Don’t sit on my porch while I make myself useful.
Braid secrets in scalps on summer days for my sisters.
Secure every strand of gossip with tight rubber bands of value.
What possessed you to ever grow your nails so long?
How can you have history without braids?
A black girl is happiest when rooted to the scalp are braids.
She dances with them whipping down her back like corn in winds of harvest.
Braiding forces our reunions to be like the shifts your mothers work, long.
I find that being surrounded by only your own is more useful.
Gives our mixed blood more value.
Solidifies your place with your race, with your sisters.
Your block is a layered cake of your sisters.
Force your lips quiet and sweet and they’ll speak when they need to practice braids.
Your hair length is the only part of you that holds value.
The tallest crop is worshipped at harvest.
So many little hands in your head. You are finally useful.
Your hair is yours, your hair is theirs, your hair is, for a black girl, long.
Tender-headed ass won’t last ’round here long.
Cut your nails and use your fists to protect yourself against your sisters.
Somehow mold those hands useful.
You hair won’t get pulled in fights if they are in braids.
Beat out the weak parts of the crops during harvest.
When they are limp and without soul they have value.
If you won’t braid or defend yourself what is your value?
Sitting on the porch until dark sweeps in needing to be invited, you’ll be needing long.
When the crop is already used what is its worth after harvest?
You’ll learn that you can’t ever trust those quick to call themselves your sisters.
They yearn for the gold that is your braids.
You hold on your shoulders a coveted item that is useful.
Your presence will someday become useful.
One day the rest of your body will stagger under the weight of its value.
Until then, sit in silence in the front with your scalp on fire from the braids.
I promise you won’t need anyone too long.
One day you will love yourself on your own, without the validation of sisters.
No longer a stump wailing for affection at harvest.

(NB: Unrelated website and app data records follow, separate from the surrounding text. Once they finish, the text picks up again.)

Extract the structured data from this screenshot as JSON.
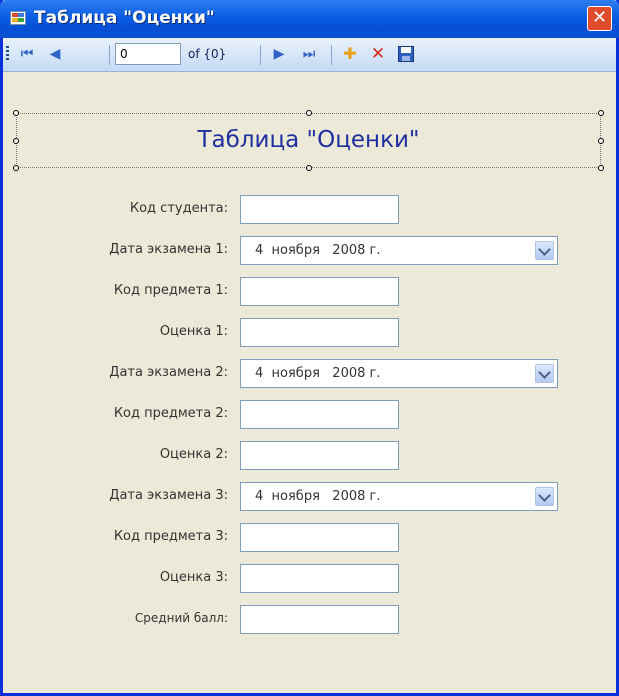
{
  "window": {
    "title": "Таблица \"Оценки\"",
    "close_glyph": "✕"
  },
  "toolbar": {
    "move_first": "⏮",
    "move_prev": "◀",
    "position_value": "0",
    "count_label": "of {0}",
    "move_next": "▶",
    "move_last": "⏭",
    "add_glyph": "✚",
    "delete_glyph": "✕",
    "save_glyph": "💾"
  },
  "form": {
    "header": "Таблица \"Оценки\"",
    "fields": [
      {
        "label": "Код студента:",
        "type": "text",
        "value": ""
      },
      {
        "label": "Дата экзамена 1:",
        "type": "date",
        "value": "4  ноября   2008 г."
      },
      {
        "label": "Код предмета 1:",
        "type": "text",
        "value": ""
      },
      {
        "label": "Оценка 1:",
        "type": "text",
        "value": ""
      },
      {
        "label": "Дата экзамена 2:",
        "type": "date",
        "value": "4  ноября   2008 г."
      },
      {
        "label": "Код предмета 2:",
        "type": "text",
        "value": ""
      },
      {
        "label": "Оценка 2:",
        "type": "text",
        "value": ""
      },
      {
        "label": "Дата экзамена 3:",
        "type": "date",
        "value": "4  ноября   2008 г."
      },
      {
        "label": "Код предмета 3:",
        "type": "text",
        "value": ""
      },
      {
        "label": "Оценка 3:",
        "type": "text",
        "value": ""
      },
      {
        "label": "Средний балл:",
        "type": "text",
        "value": ""
      }
    ]
  },
  "colors": {
    "titlebar": "#0a5ee3",
    "client_bg": "#ece9d8",
    "header_text": "#1e2f9e"
  }
}
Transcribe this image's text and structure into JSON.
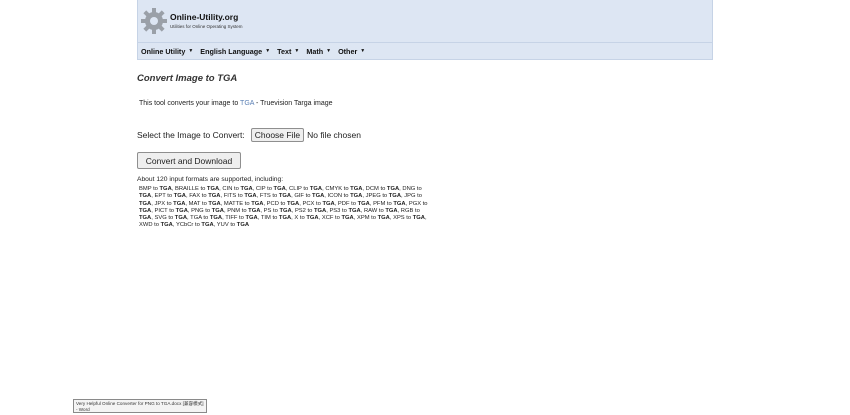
{
  "header": {
    "brand": "Online-Utility.org",
    "tagline": "Utilities for Online Operating System"
  },
  "nav": [
    {
      "label": "Online Utility"
    },
    {
      "label": "English Language"
    },
    {
      "label": "Text"
    },
    {
      "label": "Math"
    },
    {
      "label": "Other"
    }
  ],
  "main": {
    "title": "Convert Image to TGA",
    "intro_prefix": "This tool converts your image to",
    "intro_link": "TGA",
    "intro_suffix": "- Truevision Targa image",
    "select_label": "Select the Image to Convert:",
    "file_button": "Choose File",
    "file_status": "No file chosen",
    "convert_button": "Convert and Download",
    "formats_heading": "About 120 input formats are supported, including:",
    "target": "TGA",
    "formats": [
      "BMP",
      "BRAILLE",
      "CIN",
      "CIP",
      "CLIP",
      "CMYK",
      "DCM",
      "DNG",
      "EPT",
      "FAX",
      "FITS",
      "FTS",
      "GIF",
      "ICON",
      "JPEG",
      "JPG",
      "JPX",
      "MAT",
      "MATTE",
      "PCD",
      "PCX",
      "PDF",
      "PFM",
      "PGX",
      "PICT",
      "PNG",
      "PNM",
      "PS",
      "PS2",
      "PS3",
      "RAW",
      "RGB",
      "SVG",
      "TGA",
      "TIFF",
      "TIM",
      "X",
      "XCF",
      "XPM",
      "XPS",
      "XWD",
      "YCbCr",
      "YUV"
    ]
  },
  "taskbar": {
    "tooltip": "Very Helpful Online Converter for PNG to TGA.docx [兼容模式] - Word"
  }
}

Rachel “Raych” Jackson is an educator, poet and playwright. She has competed on numerous national teams and individual competitions. She is the 2017 NUPIC Champion and a ‘17 Pink Door fellow. Her latest play, Double Date premiered in the 9th Annual One Minute Play Festival in June of 2018. Her work has been published by many—including Poetry Magazine, The Rumpus, and 29Rooms through Refinery29. She is working on her first collection of poems and proudly loves every episode of Bob’s Burgers.